What is being asked
Pull every line that holds the word "Елизавета" from the entries.

[App and web page records]
○ ○ ○ ○

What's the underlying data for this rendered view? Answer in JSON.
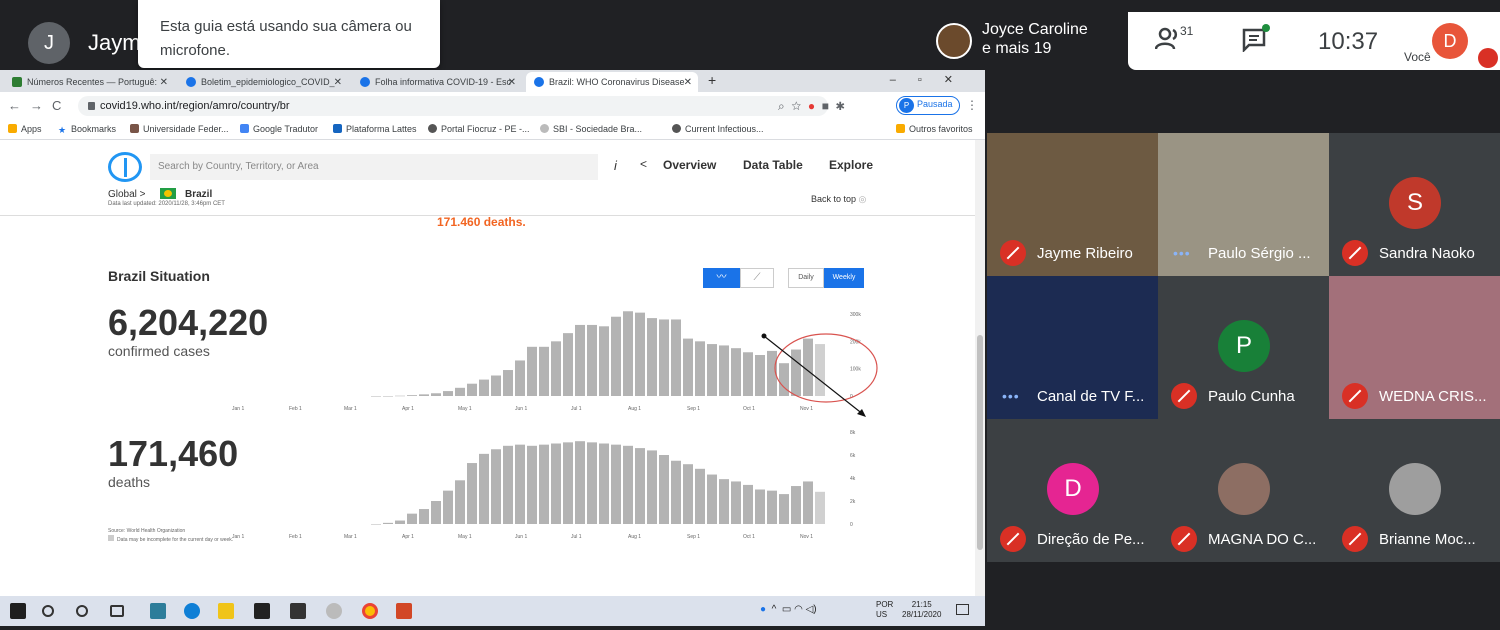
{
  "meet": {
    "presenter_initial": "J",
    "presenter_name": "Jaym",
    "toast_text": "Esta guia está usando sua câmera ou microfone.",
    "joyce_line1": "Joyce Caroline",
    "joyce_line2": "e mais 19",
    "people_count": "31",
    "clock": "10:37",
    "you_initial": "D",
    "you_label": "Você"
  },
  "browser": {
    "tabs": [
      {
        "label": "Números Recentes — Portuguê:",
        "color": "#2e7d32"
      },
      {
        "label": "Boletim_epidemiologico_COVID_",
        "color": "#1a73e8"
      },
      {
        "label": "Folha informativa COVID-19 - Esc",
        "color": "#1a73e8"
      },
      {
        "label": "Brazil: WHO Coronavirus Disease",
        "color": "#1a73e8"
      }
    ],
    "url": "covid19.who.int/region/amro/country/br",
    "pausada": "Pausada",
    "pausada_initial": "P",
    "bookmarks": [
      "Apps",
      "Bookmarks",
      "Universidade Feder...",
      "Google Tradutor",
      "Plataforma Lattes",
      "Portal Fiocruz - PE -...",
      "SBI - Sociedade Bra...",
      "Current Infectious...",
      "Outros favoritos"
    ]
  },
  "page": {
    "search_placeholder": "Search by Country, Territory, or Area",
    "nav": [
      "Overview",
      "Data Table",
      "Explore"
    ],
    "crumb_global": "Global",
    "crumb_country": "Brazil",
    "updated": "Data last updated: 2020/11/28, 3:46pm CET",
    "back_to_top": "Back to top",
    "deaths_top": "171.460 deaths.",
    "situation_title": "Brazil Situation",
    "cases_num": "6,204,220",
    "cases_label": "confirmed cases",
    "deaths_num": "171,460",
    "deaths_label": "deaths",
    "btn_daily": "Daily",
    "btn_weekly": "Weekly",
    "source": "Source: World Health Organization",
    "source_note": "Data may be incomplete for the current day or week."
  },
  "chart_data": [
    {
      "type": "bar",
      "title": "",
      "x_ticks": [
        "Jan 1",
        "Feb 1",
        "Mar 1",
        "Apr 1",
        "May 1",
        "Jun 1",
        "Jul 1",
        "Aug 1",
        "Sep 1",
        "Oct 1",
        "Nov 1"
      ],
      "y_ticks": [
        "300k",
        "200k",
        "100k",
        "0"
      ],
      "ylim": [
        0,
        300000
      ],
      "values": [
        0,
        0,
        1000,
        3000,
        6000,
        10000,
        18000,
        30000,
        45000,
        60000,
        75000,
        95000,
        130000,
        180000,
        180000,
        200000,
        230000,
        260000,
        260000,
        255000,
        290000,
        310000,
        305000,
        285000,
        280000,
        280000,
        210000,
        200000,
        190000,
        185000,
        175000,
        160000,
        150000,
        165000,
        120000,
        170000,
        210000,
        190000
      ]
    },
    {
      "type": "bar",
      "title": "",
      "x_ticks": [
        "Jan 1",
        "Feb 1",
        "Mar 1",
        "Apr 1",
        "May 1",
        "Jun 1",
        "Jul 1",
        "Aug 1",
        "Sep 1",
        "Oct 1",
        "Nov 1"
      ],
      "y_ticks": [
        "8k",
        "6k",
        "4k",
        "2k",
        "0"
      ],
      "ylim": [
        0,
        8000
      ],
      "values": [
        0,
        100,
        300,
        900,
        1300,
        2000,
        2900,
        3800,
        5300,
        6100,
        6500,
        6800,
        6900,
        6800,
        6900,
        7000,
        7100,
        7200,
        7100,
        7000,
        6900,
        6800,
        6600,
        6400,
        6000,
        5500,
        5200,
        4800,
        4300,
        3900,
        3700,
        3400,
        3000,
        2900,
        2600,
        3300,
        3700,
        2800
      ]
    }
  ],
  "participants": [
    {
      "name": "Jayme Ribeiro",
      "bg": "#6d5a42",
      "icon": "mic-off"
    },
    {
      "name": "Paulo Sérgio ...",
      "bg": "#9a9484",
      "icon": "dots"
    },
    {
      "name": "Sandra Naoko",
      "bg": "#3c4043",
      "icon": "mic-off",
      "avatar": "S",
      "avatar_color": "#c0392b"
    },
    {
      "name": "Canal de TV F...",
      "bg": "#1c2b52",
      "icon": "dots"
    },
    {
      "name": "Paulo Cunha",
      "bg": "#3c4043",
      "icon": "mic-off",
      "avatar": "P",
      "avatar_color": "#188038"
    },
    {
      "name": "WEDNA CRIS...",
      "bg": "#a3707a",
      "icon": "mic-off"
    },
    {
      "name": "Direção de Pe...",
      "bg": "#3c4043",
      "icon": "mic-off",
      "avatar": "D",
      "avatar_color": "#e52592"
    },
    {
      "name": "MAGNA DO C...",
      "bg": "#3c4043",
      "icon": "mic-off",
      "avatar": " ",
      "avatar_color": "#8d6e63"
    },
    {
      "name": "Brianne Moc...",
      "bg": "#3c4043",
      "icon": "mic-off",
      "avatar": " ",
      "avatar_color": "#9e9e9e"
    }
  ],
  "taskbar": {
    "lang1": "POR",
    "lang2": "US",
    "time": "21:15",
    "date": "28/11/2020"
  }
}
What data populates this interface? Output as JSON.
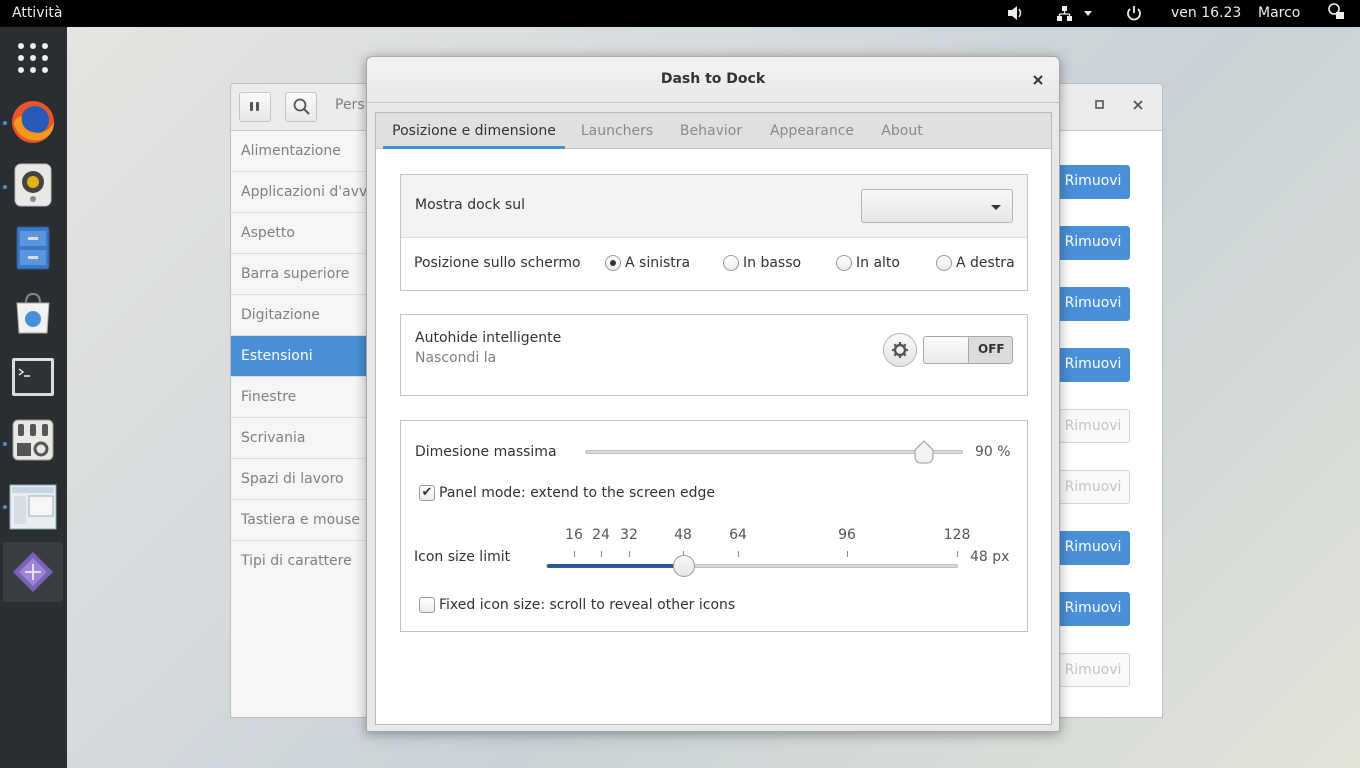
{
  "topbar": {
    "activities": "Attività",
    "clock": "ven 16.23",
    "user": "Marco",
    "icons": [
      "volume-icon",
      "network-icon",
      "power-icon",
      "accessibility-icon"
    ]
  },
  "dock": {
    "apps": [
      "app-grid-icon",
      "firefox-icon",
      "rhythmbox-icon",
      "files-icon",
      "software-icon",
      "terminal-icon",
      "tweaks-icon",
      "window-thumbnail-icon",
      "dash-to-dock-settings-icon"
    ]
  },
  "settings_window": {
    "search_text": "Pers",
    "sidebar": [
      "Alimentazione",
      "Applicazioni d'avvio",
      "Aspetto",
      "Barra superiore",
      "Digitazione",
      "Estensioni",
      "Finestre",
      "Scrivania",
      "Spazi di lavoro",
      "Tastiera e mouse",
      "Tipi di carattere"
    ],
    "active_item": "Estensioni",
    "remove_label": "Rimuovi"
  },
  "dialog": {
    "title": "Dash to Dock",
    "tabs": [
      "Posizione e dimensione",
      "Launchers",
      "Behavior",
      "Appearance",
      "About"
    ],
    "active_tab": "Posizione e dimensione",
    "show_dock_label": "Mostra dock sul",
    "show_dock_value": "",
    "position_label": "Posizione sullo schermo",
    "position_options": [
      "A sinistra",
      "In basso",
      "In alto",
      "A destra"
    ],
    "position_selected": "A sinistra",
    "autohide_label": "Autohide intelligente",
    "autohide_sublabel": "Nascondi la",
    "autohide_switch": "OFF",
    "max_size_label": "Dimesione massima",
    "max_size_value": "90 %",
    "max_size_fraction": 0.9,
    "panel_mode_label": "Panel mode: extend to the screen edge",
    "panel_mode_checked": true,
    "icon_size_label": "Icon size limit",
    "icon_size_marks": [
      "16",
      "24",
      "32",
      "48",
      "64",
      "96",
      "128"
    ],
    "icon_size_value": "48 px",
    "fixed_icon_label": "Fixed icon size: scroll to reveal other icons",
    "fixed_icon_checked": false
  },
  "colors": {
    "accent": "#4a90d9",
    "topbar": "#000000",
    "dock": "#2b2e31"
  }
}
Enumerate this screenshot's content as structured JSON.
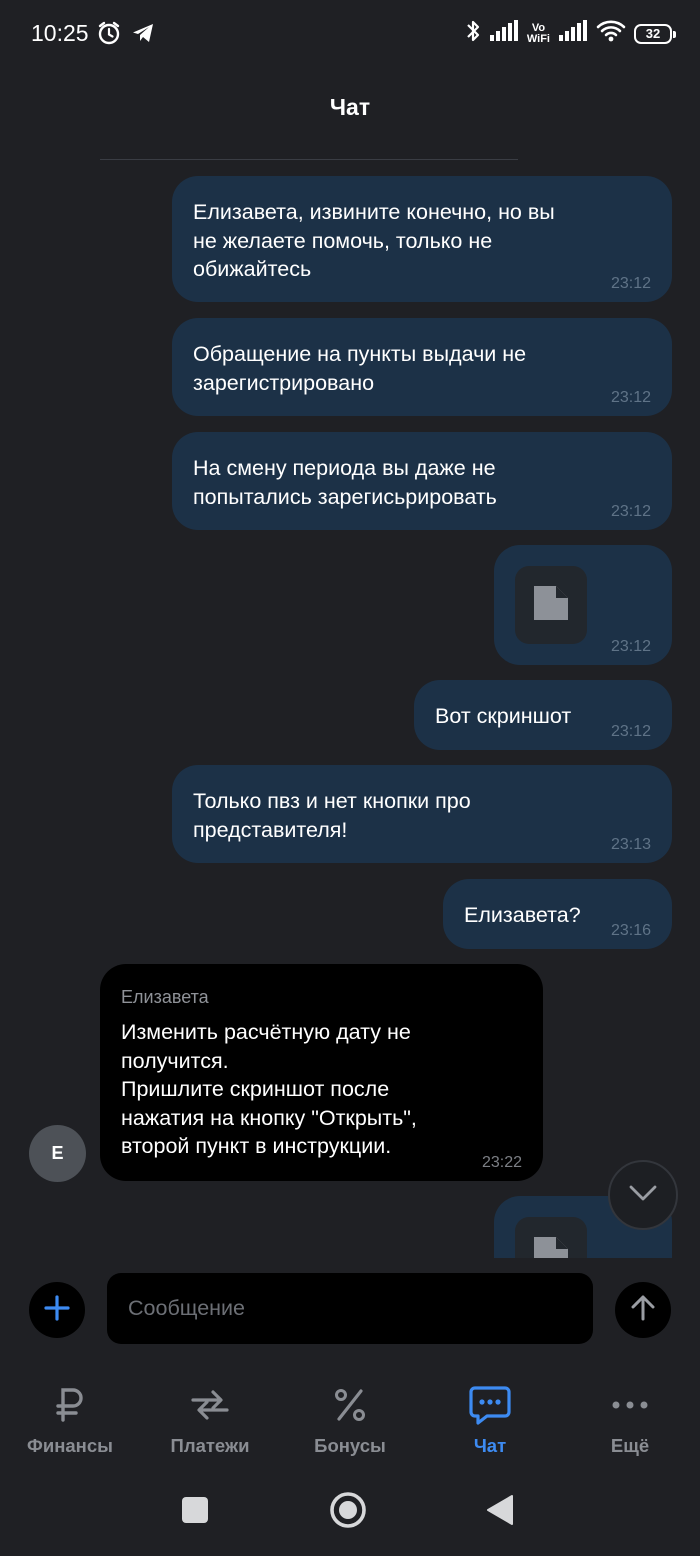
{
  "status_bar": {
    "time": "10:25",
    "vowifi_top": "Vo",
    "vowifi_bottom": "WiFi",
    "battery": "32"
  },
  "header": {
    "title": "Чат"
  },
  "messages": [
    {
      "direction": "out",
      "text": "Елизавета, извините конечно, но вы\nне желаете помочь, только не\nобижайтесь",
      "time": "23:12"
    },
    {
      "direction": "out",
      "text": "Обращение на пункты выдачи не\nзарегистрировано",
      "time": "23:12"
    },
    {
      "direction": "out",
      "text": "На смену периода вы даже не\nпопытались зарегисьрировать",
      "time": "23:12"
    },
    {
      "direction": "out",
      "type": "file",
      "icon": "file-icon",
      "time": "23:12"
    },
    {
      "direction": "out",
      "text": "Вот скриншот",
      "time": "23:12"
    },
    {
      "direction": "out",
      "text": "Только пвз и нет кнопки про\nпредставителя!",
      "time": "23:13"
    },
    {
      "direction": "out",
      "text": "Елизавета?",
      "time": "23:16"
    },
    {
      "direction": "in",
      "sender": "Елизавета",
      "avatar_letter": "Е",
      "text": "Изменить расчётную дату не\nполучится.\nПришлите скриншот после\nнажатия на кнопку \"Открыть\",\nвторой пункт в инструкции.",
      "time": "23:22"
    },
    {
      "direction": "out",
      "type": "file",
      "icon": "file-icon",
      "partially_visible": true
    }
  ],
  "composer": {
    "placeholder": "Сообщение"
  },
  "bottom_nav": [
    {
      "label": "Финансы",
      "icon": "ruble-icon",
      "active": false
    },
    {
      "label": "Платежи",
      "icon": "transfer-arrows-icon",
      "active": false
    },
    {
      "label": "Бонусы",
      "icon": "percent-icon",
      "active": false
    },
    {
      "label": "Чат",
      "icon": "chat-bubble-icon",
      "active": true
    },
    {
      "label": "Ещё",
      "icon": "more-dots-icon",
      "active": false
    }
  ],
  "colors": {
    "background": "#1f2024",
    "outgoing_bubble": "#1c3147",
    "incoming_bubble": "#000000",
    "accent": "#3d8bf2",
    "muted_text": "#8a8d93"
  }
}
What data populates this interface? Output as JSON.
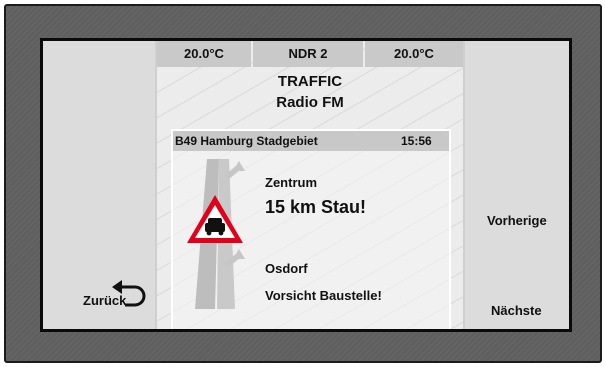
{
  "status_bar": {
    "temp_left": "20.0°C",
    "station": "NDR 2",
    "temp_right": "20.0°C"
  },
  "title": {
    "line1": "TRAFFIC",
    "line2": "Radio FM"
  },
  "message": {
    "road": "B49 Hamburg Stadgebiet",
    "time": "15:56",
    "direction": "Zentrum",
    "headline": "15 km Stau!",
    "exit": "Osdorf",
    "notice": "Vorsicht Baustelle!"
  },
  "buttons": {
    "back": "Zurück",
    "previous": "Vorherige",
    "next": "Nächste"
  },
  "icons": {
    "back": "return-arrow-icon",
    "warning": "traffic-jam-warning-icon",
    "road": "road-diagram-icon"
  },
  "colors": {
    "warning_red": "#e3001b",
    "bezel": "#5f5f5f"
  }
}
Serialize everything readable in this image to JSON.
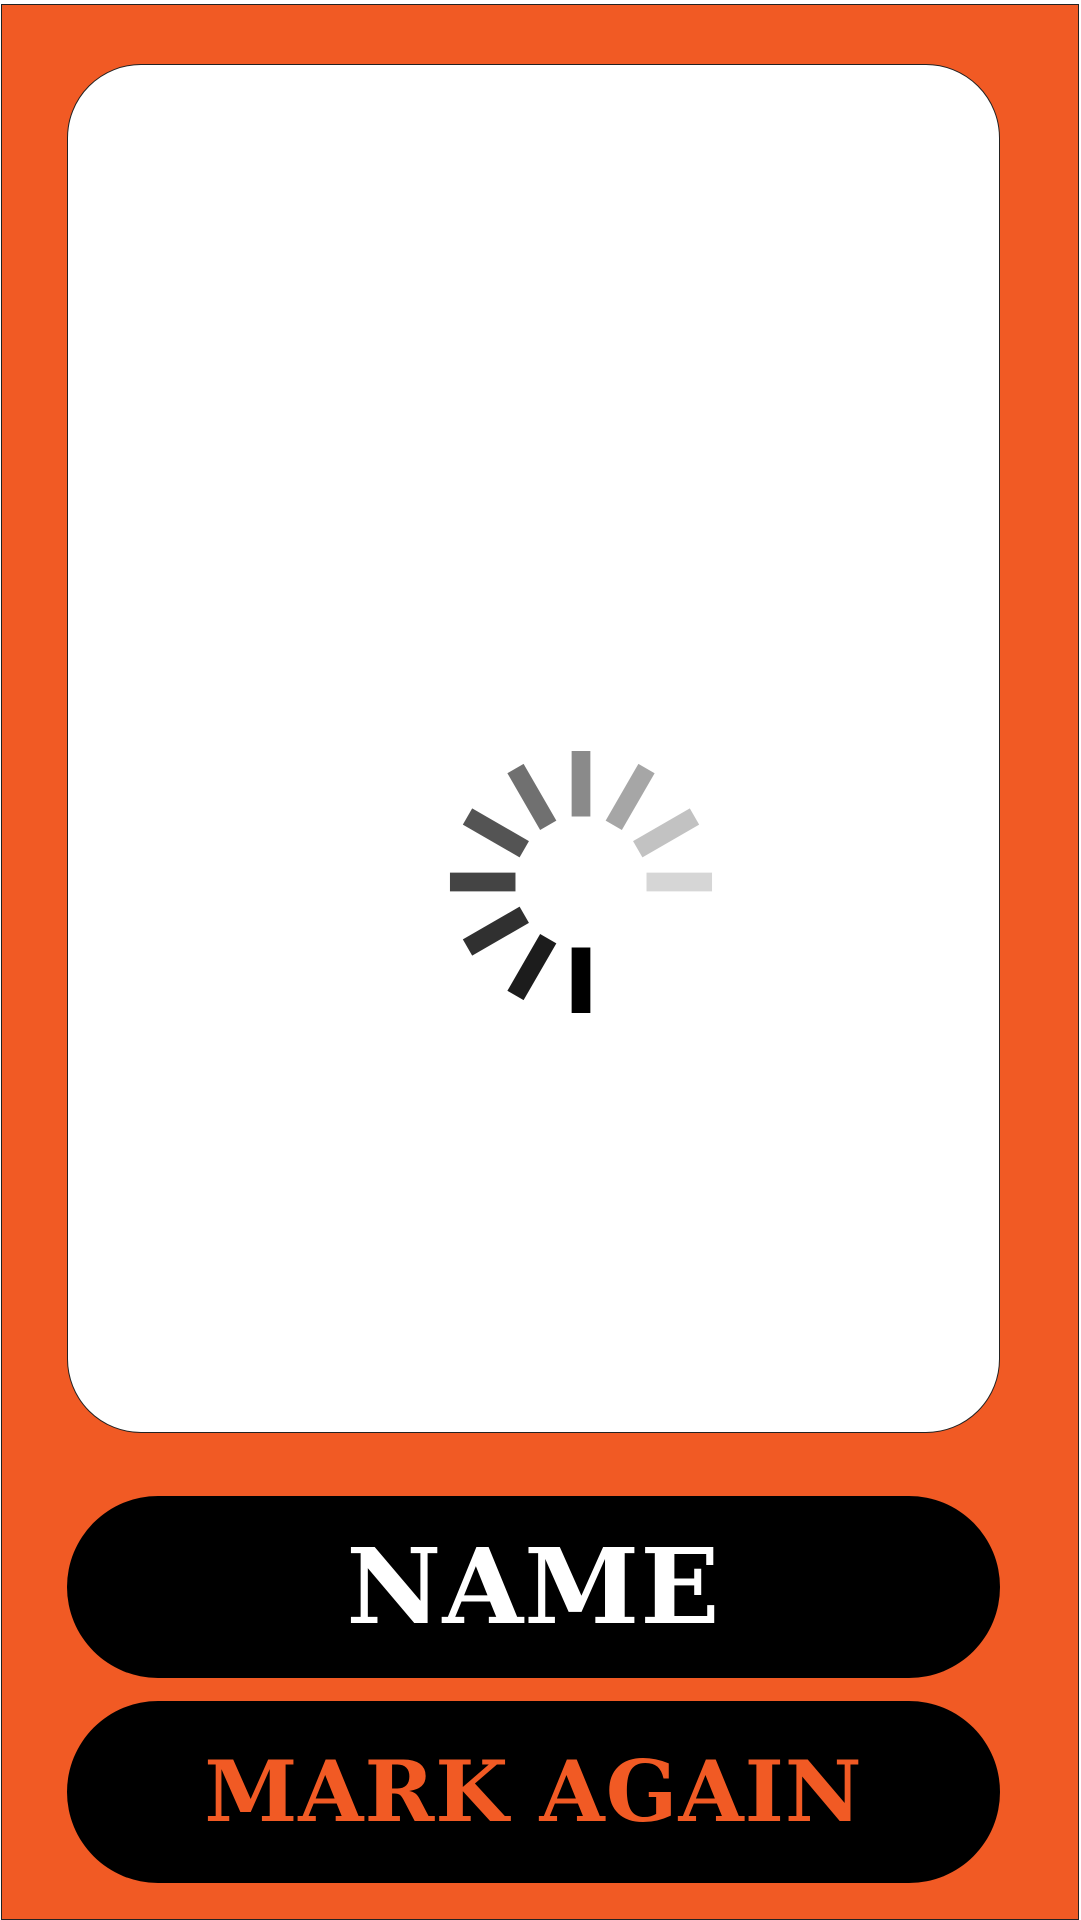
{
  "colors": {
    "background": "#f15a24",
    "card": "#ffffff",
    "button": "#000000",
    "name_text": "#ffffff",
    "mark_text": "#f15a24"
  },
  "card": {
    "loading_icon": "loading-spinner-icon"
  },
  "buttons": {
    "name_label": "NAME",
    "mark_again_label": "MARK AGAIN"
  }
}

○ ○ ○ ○

Response to the task
      "text": "Елизавета, извините конечно, но вы\nне желаете помочь, только не\nобижайтесь",
      "text": "Елизавета?",
      "sender": "Елизавета",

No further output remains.